Data records for software interfaces:
=====
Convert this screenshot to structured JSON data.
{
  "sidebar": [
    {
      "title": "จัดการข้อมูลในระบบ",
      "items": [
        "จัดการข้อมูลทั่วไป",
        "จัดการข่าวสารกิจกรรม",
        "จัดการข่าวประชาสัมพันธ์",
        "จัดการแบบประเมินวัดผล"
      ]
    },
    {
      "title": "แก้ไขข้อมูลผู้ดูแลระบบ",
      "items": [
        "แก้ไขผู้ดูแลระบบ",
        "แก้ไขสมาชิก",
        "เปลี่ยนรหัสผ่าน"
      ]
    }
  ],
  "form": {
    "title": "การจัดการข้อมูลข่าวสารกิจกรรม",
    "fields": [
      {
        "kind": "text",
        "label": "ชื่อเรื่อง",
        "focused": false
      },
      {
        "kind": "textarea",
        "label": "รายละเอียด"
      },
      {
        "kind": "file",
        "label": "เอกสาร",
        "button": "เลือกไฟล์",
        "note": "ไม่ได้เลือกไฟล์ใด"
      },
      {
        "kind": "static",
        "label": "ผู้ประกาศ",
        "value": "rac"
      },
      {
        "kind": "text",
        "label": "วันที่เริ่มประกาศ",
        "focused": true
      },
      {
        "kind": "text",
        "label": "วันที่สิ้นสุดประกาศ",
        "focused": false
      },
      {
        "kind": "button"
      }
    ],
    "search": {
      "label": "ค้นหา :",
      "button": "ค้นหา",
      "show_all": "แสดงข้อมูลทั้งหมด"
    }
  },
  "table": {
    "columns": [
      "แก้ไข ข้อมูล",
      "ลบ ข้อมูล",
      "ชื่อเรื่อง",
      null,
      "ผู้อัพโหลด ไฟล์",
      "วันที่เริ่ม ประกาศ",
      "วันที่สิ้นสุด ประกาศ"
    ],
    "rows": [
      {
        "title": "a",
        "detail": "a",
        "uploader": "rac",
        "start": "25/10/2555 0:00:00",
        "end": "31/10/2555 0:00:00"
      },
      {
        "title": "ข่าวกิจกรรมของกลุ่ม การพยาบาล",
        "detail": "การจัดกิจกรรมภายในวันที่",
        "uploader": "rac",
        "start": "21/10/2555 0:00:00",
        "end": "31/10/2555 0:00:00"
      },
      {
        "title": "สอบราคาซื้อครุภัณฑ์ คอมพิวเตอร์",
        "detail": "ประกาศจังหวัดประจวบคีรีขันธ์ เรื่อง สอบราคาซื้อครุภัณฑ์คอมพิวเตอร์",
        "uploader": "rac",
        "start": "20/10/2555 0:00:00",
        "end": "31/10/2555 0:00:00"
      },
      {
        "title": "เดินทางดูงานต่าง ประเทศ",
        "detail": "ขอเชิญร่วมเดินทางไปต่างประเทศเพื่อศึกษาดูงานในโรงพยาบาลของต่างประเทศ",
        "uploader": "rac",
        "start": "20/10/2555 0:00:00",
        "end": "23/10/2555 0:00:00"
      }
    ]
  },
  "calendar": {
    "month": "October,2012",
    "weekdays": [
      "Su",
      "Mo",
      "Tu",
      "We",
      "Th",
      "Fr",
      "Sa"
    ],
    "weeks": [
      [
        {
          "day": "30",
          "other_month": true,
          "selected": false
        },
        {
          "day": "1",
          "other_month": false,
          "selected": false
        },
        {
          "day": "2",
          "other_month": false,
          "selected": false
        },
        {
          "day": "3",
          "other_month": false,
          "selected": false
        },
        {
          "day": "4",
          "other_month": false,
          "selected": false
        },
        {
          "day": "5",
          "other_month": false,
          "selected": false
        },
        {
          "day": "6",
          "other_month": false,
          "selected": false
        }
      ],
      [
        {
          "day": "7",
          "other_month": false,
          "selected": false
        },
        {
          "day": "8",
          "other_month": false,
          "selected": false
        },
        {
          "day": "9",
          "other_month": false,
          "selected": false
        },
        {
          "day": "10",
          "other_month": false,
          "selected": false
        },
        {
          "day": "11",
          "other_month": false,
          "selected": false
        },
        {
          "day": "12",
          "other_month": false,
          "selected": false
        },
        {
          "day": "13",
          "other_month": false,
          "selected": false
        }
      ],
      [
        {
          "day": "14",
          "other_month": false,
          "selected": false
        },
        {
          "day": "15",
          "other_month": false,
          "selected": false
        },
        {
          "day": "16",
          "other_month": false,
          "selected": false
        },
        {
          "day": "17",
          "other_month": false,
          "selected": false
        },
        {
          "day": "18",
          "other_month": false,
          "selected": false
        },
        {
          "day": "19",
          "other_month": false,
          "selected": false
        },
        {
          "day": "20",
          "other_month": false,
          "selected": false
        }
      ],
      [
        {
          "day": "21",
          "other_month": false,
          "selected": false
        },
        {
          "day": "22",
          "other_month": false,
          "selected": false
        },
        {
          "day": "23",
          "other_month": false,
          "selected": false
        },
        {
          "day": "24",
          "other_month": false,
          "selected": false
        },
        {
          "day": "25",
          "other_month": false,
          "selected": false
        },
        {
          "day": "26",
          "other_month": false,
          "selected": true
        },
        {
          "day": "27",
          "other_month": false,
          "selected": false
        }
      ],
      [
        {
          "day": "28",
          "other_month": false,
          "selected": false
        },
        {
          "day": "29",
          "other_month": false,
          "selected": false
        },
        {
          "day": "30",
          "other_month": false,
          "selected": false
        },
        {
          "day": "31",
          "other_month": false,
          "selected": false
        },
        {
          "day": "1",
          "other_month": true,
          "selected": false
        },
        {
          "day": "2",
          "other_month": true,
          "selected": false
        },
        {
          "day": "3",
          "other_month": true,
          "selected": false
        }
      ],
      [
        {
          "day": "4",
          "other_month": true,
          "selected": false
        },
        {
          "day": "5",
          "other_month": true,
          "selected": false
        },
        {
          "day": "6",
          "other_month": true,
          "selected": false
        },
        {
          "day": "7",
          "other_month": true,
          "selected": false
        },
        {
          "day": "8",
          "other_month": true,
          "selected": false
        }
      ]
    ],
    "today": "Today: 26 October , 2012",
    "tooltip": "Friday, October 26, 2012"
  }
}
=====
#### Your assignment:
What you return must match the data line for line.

#### Exercise answer:
Convert this screenshot to structured JSON data.
{
  "sidebar": [
    {
      "title": "จัดการข้อมูลในระบบ",
      "items": [
        "จัดการข้อมูลทั่วไป",
        "จัดการข่าวสารกิจกรรม",
        "จัดการข่าวประชาสัมพันธ์",
        "จัดการแบบประเมินวัดผล"
      ]
    },
    {
      "title": "แก้ไขข้อมูลผู้ดูแลระบบ",
      "items": [
        "แก้ไขผู้ดูแลระบบ",
        "แก้ไขสมาชิก",
        "เปลี่ยนรหัสผ่าน"
      ]
    }
  ],
  "form": {
    "title": "การจัดการข้อมูลข่าวสารกิจกรรม",
    "fields": [
      {
        "kind": "text",
        "label": "ชื่อเรื่อง",
        "focused": false
      },
      {
        "kind": "textarea",
        "label": "รายละเอียด"
      },
      {
        "kind": "file",
        "label": "เอกสาร",
        "button": "เลือกไฟล์",
        "note": "ไม่ได้เลือกไฟล์ใด"
      },
      {
        "kind": "static",
        "label": "ผู้ประกาศ",
        "value": "rac"
      },
      {
        "kind": "text",
        "label": "วันที่เริ่มประกาศ",
        "focused": true
      },
      {
        "kind": "text",
        "label": "วันที่สิ้นสุดประกาศ",
        "focused": false
      },
      {
        "kind": "button"
      }
    ],
    "search": {
      "label": "ค้นหา :",
      "button": "ค้นหา",
      "show_all": "แสดงข้อมูลทั้งหมด"
    }
  },
  "table": {
    "columns": [
      "แก้ไข ข้อมูล",
      "ลบ ข้อมูล",
      "ชื่อเรื่อง",
      null,
      "ผู้อัพโหลด ไฟล์",
      "วันที่เริ่ม ประกาศ",
      "วันที่สิ้นสุด ประกาศ"
    ],
    "rows": [
      {
        "title": "a",
        "detail": "a",
        "uploader": "rac",
        "start": "25/10/2555 0:00:00",
        "end": "31/10/2555 0:00:00"
      },
      {
        "title": "ข่าวกิจกรรมของกลุ่ม การพยาบาล",
        "detail": "การจัดกิจกรรมภายในวันที่",
        "uploader": "rac",
        "start": "21/10/2555 0:00:00",
        "end": "31/10/2555 0:00:00"
      },
      {
        "title": "สอบราคาซื้อครุภัณฑ์ คอมพิวเตอร์",
        "detail": "ประกาศจังหวัดประจวบคีรีขันธ์ เรื่อง สอบราคาซื้อครุภัณฑ์คอมพิวเตอร์",
        "uploader": "rac",
        "start": "20/10/2555 0:00:00",
        "end": "31/10/2555 0:00:00"
      },
      {
        "title": "เดินทางดูงานต่าง ประเทศ",
        "detail": "ขอเชิญร่วมเดินทางไปต่างประเทศเพื่อศึกษาดูงานในโรงพยาบาลของต่างประเทศ",
        "uploader": "rac",
        "start": "20/10/2555 0:00:00",
        "end": "23/10/2555 0:00:00"
      }
    ]
  },
  "calendar": {
    "month": "October,2012",
    "weekdays": [
      "Su",
      "Mo",
      "Tu",
      "We",
      "Th",
      "Fr",
      "Sa"
    ],
    "weeks": [
      [
        {
          "day": "30",
          "other_month": true,
          "selected": false
        },
        {
          "day": "1",
          "other_month": false,
          "selected": false
        },
        {
          "day": "2",
          "other_month": false,
          "selected": false
        },
        {
          "day": "3",
          "other_month": false,
          "selected": false
        },
        {
          "day": "4",
          "other_month": false,
          "selected": false
        },
        {
          "day": "5",
          "other_month": false,
          "selected": false
        },
        {
          "day": "6",
          "other_month": false,
          "selected": false
        }
      ],
      [
        {
          "day": "7",
          "other_month": false,
          "selected": false
        },
        {
          "day": "8",
          "other_month": false,
          "selected": false
        },
        {
          "day": "9",
          "other_month": false,
          "selected": false
        },
        {
          "day": "10",
          "other_month": false,
          "selected": false
        },
        {
          "day": "11",
          "other_month": false,
          "selected": false
        },
        {
          "day": "12",
          "other_month": false,
          "selected": false
        },
        {
          "day": "13",
          "other_month": false,
          "selected": false
        }
      ],
      [
        {
          "day": "14",
          "other_month": false,
          "selected": false
        },
        {
          "day": "15",
          "other_month": false,
          "selected": false
        },
        {
          "day": "16",
          "other_month": false,
          "selected": false
        },
        {
          "day": "17",
          "other_month": false,
          "selected": false
        },
        {
          "day": "18",
          "other_month": false,
          "selected": false
        },
        {
          "day": "19",
          "other_month": false,
          "selected": false
        },
        {
          "day": "20",
          "other_month": false,
          "selected": false
        }
      ],
      [
        {
          "day": "21",
          "other_month": false,
          "selected": false
        },
        {
          "day": "22",
          "other_month": false,
          "selected": false
        },
        {
          "day": "23",
          "other_month": false,
          "selected": false
        },
        {
          "day": "24",
          "other_month": false,
          "selected": false
        },
        {
          "day": "25",
          "other_month": false,
          "selected": false
        },
        {
          "day": "26",
          "other_month": false,
          "selected": true
        },
        {
          "day": "27",
          "other_month": false,
          "selected": false
        }
      ],
      [
        {
          "day": "28",
          "other_month": false,
          "selected": false
        },
        {
          "day": "29",
          "other_month": false,
          "selected": false
        },
        {
          "day": "30",
          "other_month": false,
          "selected": false
        },
        {
          "day": "31",
          "other_month": false,
          "selected": false
        },
        {
          "day": "1",
          "other_month": true,
          "selected": false
        },
        {
          "day": "2",
          "other_month": true,
          "selected": false
        },
        {
          "day": "3",
          "other_month": true,
          "selected": false
        }
      ],
      [
        {
          "day": "4",
          "other_month": true,
          "selected": false
        },
        {
          "day": "5",
          "other_month": true,
          "selected": false
        },
        {
          "day": "6",
          "other_month": true,
          "selected": false
        },
        {
          "day": "7",
          "other_month": true,
          "selected": false
        },
        {
          "day": "8",
          "other_month": true,
          "selected": false
        }
      ]
    ],
    "today": "Today: 26 October , 2012",
    "tooltip": "Friday, October 26, 2012"
  }
}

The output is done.